A question most worth asking
Our annual school tax check – about 75 percent of it goes to public schools – is on the dining room table. Yes, it’s mostly a school tax and, truth be told, a reasonable investment in our communities’ offspring. Still, it’s taxes, and it’s a large enough check to pay for a trip I’d like to take later this year.
Wednesday morning’s newspaper had a front page story about Darlene Brown earning more than $168,000 plus nearly $34,000 benefits for her role in providing housing to poor people. Clearly, those numbers were what the writer wanted readers to take away – he mentioned them several times – and in a county that considers $30,000 to be a pretty OK salary, those numbers are certainly worthy of note.
The salaries were totaled from Brown’s directorship of three agencies.
Why are there three agencies doing the same job? Several years ago, while researching a related story, I was told each agency receives funding from a different source: one from the federal government, another from non-government philanthropic sources, etc. Pennsylvania Interfaith Community Programs Inc., I was told, was not eligible to receive money from the same sources as Adams County Housing Authority, thus the seeming replication of agencies was necessary to take advantage of multiple funding streams.
On the editorial page of the same edition, there was a column from State Representative Will Tallman in which he decried “the state budget spending bill that was allowed to become law by Gov. Tom Wolf.” The fact apparently slipped his mind that the legislative branch concocted the bill and sent it to Gov. Wolf.
Tallman compiled a truckload of words on the House effort to gain control of $3 billion allegedly found languishing in a variety of state government accounts. But where the lazy money has been found lounging, he deliberately omitted. “We’re keeping details under wraps as long as possible,” he wrote.
Which looks to me like the standard “waste, fraud and abuse” we hear about during every election cycle, with no specifics and, in the end, nothing done about it.
We taxpayers complain mightily about the gouge taken annually from the area of our back pants pockets. In many cases, the complaint certainly seems justified, the results of our financial contributions not easily seen. We will not see the results of money we have put into schools until several years after high school graduation. Road maintenance is, of course, more visibly present through our windshield when we are stopped behind a flagger, but if no one breaks into our home and our supervisors and county commissioners tell us they haven’t raised our tax rates, we assume all is more or less well.
Hartman said he knew “to the penny” – though he did not share his knowledge – how much the heads of two other local social service agencies are paid. I suspect Brown’s three salaries, averaging $56,000, are not grossly out of line, taken one at a time. After all, the U.S. Census bureau reports $60,356 (in 2015 dollars) as the median income among Adams Countians – the statistic most often touted by those who believe the county does not need new industry or more better-than-retail clerk-paying jobs.

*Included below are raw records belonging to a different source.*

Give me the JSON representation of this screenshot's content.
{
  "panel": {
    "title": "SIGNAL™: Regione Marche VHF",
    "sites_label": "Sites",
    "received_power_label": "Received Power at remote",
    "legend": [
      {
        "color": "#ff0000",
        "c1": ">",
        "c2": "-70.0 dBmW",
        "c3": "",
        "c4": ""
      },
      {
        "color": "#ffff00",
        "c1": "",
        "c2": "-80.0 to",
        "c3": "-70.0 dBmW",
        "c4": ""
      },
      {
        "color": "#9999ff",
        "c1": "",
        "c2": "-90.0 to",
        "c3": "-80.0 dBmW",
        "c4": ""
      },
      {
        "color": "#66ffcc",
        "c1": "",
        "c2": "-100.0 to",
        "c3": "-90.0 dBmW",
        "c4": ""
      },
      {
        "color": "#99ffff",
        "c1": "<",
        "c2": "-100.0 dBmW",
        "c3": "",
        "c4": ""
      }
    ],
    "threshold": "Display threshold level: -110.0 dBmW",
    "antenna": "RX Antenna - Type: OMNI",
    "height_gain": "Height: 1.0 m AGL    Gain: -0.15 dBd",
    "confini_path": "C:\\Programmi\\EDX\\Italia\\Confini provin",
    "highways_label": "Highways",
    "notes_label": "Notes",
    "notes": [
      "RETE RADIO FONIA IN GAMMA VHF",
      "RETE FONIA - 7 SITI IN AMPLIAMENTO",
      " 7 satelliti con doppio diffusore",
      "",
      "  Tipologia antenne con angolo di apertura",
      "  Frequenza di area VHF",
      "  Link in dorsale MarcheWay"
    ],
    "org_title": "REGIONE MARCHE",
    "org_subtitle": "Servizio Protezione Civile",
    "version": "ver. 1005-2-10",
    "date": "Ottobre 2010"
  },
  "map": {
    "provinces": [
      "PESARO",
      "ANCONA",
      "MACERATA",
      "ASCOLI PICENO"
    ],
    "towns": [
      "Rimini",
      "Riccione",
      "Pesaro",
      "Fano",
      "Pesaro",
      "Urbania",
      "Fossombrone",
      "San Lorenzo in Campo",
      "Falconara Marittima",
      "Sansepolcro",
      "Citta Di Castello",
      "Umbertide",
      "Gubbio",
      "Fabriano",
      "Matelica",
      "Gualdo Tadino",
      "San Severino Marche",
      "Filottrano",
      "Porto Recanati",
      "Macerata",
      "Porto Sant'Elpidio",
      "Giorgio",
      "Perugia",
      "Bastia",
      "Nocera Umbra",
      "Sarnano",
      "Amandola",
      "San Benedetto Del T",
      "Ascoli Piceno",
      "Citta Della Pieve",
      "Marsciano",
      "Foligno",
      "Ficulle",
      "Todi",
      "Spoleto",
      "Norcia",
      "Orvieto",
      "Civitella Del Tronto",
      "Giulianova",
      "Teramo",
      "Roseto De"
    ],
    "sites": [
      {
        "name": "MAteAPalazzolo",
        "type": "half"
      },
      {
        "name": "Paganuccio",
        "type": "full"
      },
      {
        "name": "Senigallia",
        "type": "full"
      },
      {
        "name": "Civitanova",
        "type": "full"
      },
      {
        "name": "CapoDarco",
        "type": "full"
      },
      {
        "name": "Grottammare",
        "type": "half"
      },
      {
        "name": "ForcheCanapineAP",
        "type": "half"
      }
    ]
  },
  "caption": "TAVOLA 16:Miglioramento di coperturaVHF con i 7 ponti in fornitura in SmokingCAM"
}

The question that seems most worth asking is what kind of laws are the guardians of waste, fraud and abuse writing that allows three agencies to reside in the same building, occupy the same office, and be directed from behind the same desk to perform the same task – in this case provide housing to Adams Countians who do not earn sufficient wage to keep a roof over their families’ heads.